The study was also released in the New England Journal of Medicine.

Geoffrey Barnes, M.D., M.Sc., a cardiologist at the University of Michigan’s Frankel Cardiovascular Center and a researcher at U-M’s Institute for Healthcare Policy & Innovation, was at AHA and shares why this trial has such a large impact for patients.

What’s important about the PIONEER AF-PCI trial?

Barnes: About 4 million people in the U.S. have atrial fibrillation, or Afib, the most common form of arrhythmia, and about a quarter of those people have coronary artery disease as well.
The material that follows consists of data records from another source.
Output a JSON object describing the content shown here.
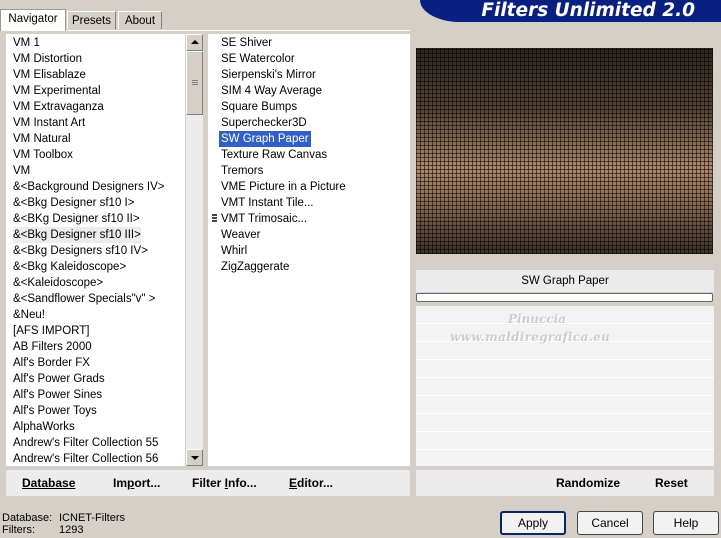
{
  "window": {
    "title": "Filters Unlimited 2.0",
    "accent": "#0a2080"
  },
  "tabs": [
    {
      "label": "Navigator",
      "active": true
    },
    {
      "label": "Presets",
      "active": false
    },
    {
      "label": "About",
      "active": false
    }
  ],
  "categories": [
    "VM 1",
    "VM Distortion",
    "VM Elisablaze",
    "VM Experimental",
    "VM Extravaganza",
    "VM Instant Art",
    "VM Natural",
    "VM Toolbox",
    "VM",
    "&<Background Designers IV>",
    "&<Bkg Designer sf10 I>",
    "&<BKg Designer sf10 II>",
    "&<Bkg Designer sf10 III>",
    "&<Bkg Designers sf10 IV>",
    "&<Bkg Kaleidoscope>",
    "&<Kaleidoscope>",
    "&<Sandflower Specials\"v\" >",
    "&Neu!",
    "[AFS IMPORT]",
    "AB Filters 2000",
    "Alf's Border FX",
    "Alf's Power Grads",
    "Alf's Power Sines",
    "Alf's Power Toys",
    "AlphaWorks",
    "Andrew's Filter Collection 55",
    "Andrew's Filter Collection 56"
  ],
  "selected_category": "&<Bkg Designer sf10 III>",
  "filters": [
    "SE Shiver",
    "SE Watercolor",
    "Sierpenski's Mirror",
    "SIM 4 Way Average",
    "Square Bumps",
    "Superchecker3D",
    "SW Graph Paper",
    "Texture Raw Canvas",
    "Tremors",
    "VME Picture in a Picture",
    "VMT Instant Tile...",
    "VMT Trimosaic...",
    "Weaver",
    "Whirl",
    "ZigZaggerate"
  ],
  "selected_filter": "SW Graph Paper",
  "preview": {
    "filter_name": "SW Graph Paper",
    "watermark_line1": "Pinuccia",
    "watermark_line2": "www.maldiregrafica.eu"
  },
  "buttons_left": {
    "database": "Database",
    "import_prefix": "Im",
    "import_u": "p",
    "import_suffix": "ort...",
    "filter_info_prefix": "Filter ",
    "filter_info_u": "I",
    "filter_info_suffix": "nfo...",
    "editor_u": "E",
    "editor_suffix": "ditor..."
  },
  "buttons_right": {
    "randomize": "Randomize",
    "reset": "Reset"
  },
  "status": {
    "database_label": "Database:",
    "database_value": "ICNET-Filters",
    "filters_label": "Filters:",
    "filters_value": "1293"
  },
  "dialog_buttons": {
    "apply": "Apply",
    "cancel": "Cancel",
    "help": "Help"
  }
}
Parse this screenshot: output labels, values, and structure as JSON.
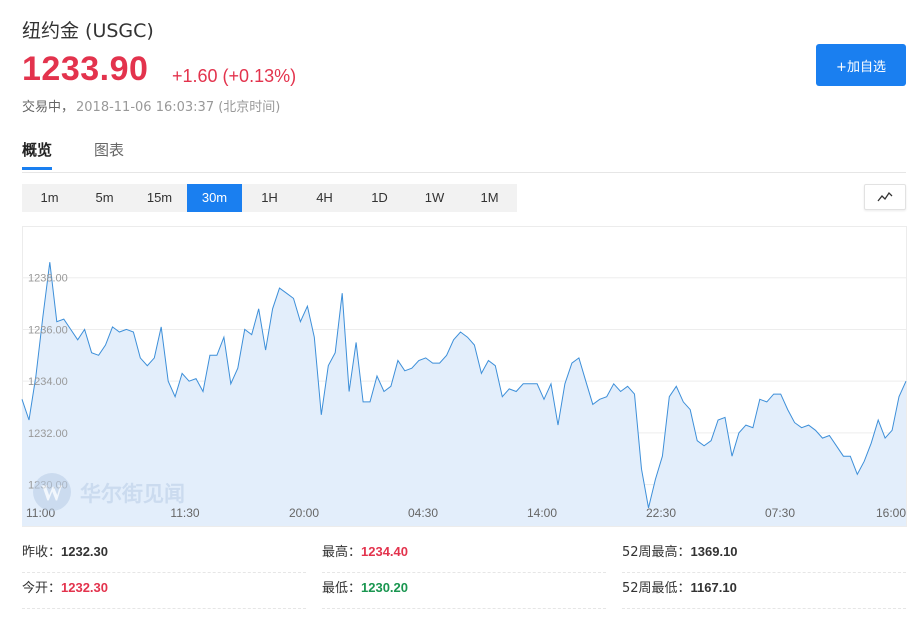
{
  "header": {
    "title": "纽约金 (USGC)",
    "price": "1233.90",
    "change": "+1.60 (+0.13%)",
    "status": "交易中，",
    "time": "2018-11-06 16:03:37 (北京时间)",
    "add_button": "+加自选"
  },
  "tabs": [
    "概览",
    "图表"
  ],
  "periods": {
    "items": [
      "1m",
      "5m",
      "15m",
      "30m",
      "1H",
      "4H",
      "1D",
      "1W",
      "1M"
    ],
    "selected": "30m"
  },
  "chart_toggle_icon": "line-chart-icon",
  "watermark": "华尔街见闻",
  "colors": {
    "up": "#e3334d",
    "down": "#1a9650",
    "accent": "#1a7ff0",
    "area": "#e3eefb",
    "line": "#3d8fd9"
  },
  "stats": [
    {
      "label": "昨收：",
      "value": "1232.30",
      "tone": "dark"
    },
    {
      "label": "最高：",
      "value": "1234.40",
      "tone": "red"
    },
    {
      "label": "52周最高：",
      "value": "1369.10",
      "tone": "dark"
    },
    {
      "label": "今开：",
      "value": "1232.30",
      "tone": "red"
    },
    {
      "label": "最低：",
      "value": "1230.20",
      "tone": "green"
    },
    {
      "label": "52周最低：",
      "value": "1167.10",
      "tone": "dark"
    }
  ],
  "chart_data": {
    "type": "area",
    "x_labels": [
      "11:00",
      "11:30",
      "20:00",
      "04:30",
      "14:00",
      "22:30",
      "07:30",
      "16:00"
    ],
    "y_ticks": [
      "1230.00",
      "1232.00",
      "1234.00",
      "1236.00",
      "1238.00"
    ],
    "ylim": [
      1228.4,
      1240.0
    ],
    "grid": true,
    "values": [
      1233.3,
      1232.5,
      1234.2,
      1236.5,
      1238.6,
      1236.3,
      1236.4,
      1236.0,
      1235.6,
      1236.0,
      1235.1,
      1235.0,
      1235.4,
      1236.1,
      1235.9,
      1236.0,
      1235.9,
      1234.9,
      1234.6,
      1234.9,
      1236.1,
      1234.0,
      1233.4,
      1234.3,
      1234.0,
      1234.1,
      1233.6,
      1235.0,
      1235.0,
      1235.7,
      1233.9,
      1234.5,
      1236.0,
      1235.8,
      1236.8,
      1235.2,
      1236.8,
      1237.6,
      1237.4,
      1237.2,
      1236.3,
      1236.9,
      1235.7,
      1232.7,
      1234.6,
      1235.1,
      1237.4,
      1233.6,
      1235.5,
      1233.2,
      1233.2,
      1234.2,
      1233.6,
      1233.8,
      1234.8,
      1234.4,
      1234.5,
      1234.8,
      1234.9,
      1234.7,
      1234.7,
      1235.0,
      1235.6,
      1235.9,
      1235.7,
      1235.4,
      1234.3,
      1234.8,
      1234.6,
      1233.4,
      1233.7,
      1233.6,
      1233.9,
      1233.9,
      1233.9,
      1233.3,
      1233.9,
      1232.3,
      1233.9,
      1234.7,
      1234.9,
      1234.0,
      1233.1,
      1233.3,
      1233.4,
      1233.9,
      1233.6,
      1233.8,
      1233.5,
      1230.6,
      1229.1,
      1230.2,
      1231.1,
      1233.4,
      1233.8,
      1233.2,
      1232.9,
      1231.7,
      1231.5,
      1231.7,
      1232.5,
      1232.6,
      1231.1,
      1232.0,
      1232.3,
      1232.2,
      1233.3,
      1233.2,
      1233.5,
      1233.5,
      1232.9,
      1232.4,
      1232.2,
      1232.3,
      1232.1,
      1231.8,
      1231.9,
      1231.5,
      1231.1,
      1231.1,
      1230.4,
      1230.9,
      1231.6,
      1232.5,
      1231.8,
      1232.1,
      1233.4,
      1234.0
    ]
  }
}
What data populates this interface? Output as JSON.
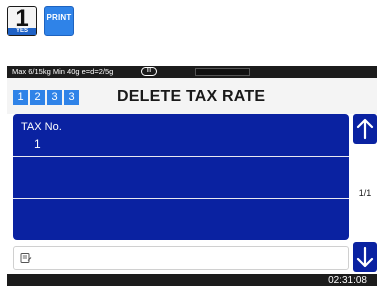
{
  "keys": {
    "number": "1",
    "number_sublabel": "YES",
    "print_label": "PRINT"
  },
  "status_bar": {
    "spec": "Max 6/15kg Min 40g e=d=2/5g",
    "class_badge": "III"
  },
  "header": {
    "steps": [
      "1",
      "2",
      "3",
      "3"
    ],
    "title": "DELETE TAX RATE"
  },
  "list": {
    "rows": [
      {
        "label": "TAX No.",
        "value": "1"
      },
      {
        "label": "",
        "value": ""
      },
      {
        "label": "",
        "value": ""
      }
    ]
  },
  "scroll": {
    "up_icon": "arrow-up-icon",
    "down_icon": "arrow-down-icon",
    "page_indicator": "1/1"
  },
  "input": {
    "icon": "memo-icon",
    "value": ""
  },
  "footer": {
    "clock": "02:31:08"
  },
  "colors": {
    "accent_blue": "#2f83e8",
    "list_navy": "#0a22a1",
    "bar_dark": "#1c1c1c"
  }
}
That means the implications of this research could affect around a million patients throughout the country who want to avoid bleeding and use the most advanced drugs.

Current guidelines recommend treating this population with a triple therapy of a vitamin K antagonist like warfarin, known as Coumadin, along with dual antiplatelet therapy, such as aspirin and clopidogrel, but that regimen leads to major bleeding in some people.

It’s very important to decide how many anti-thrombotic agents and at what intensity we should be treating patients.

Many patients are requesting newer drugs like rivaroxaban, or Xarelto, in place of warfarin, which is notoriously difficult to manage.

What did the study investigate?

Barnes: It’s important to remember that this was a study about safety, not efficacy.

The maker of Xarelto, a nonvitamin K antagonist oral anticoagulant (NOAC), funded this research to compare bleeding events with Xarelto to bleeding events with warfarin in Afib patients undergoing PCI.

The study included 2,124 subjects, assigned to one of three groups:

  • Two medications: Low-dose rivaroxaban plus clopidogrel, known as Plavix, without aspirin

  • Three medications, lower dose: Very low-dose rivaroxaban plus dual antiplatelet therapy (such as aspirin and clopidogrel)

  • Three medications, standard dose: Triple therapy with vitamin K antagonist, such as warfarin, plus dual antiplatelet therapy (aspirin and clopidogrel)

Were you surprised by the results?

Barnes: No, I wasn’t. Both of the rivaroxaban groups were designed to reduce the risk of bleeding, either through a very low dose of rivaroxaban or through limiting the number of total drugs being taken.

We are reassured that there were no differences in the number of strokes or heart attacks in all three groups, but that was not the primary outcome the study was looking for, so more data are needed.

For my patients who currently use rivaroxaban to prevent a stroke, we now have good data about how to safely treat them if they need a stent placed in their heart.

This has been a long journey. What’s next?

Barnes: There is still more to learn about how to safely care for patients who have a risk of stroke and a risk of heart attack. This is especially true for patients with atrial fibrillation who are already taking a different blood thinner to prevent strokes.

Two more studies, RE-DUAL and AUGUSTUS, are similar to PIONEER AF-PCI and will investigate those other drugs for this population as well.

Disclosure: Barnes does consulting work for Janssen Global Services, Bristol-Myers Squibb and Pfizer.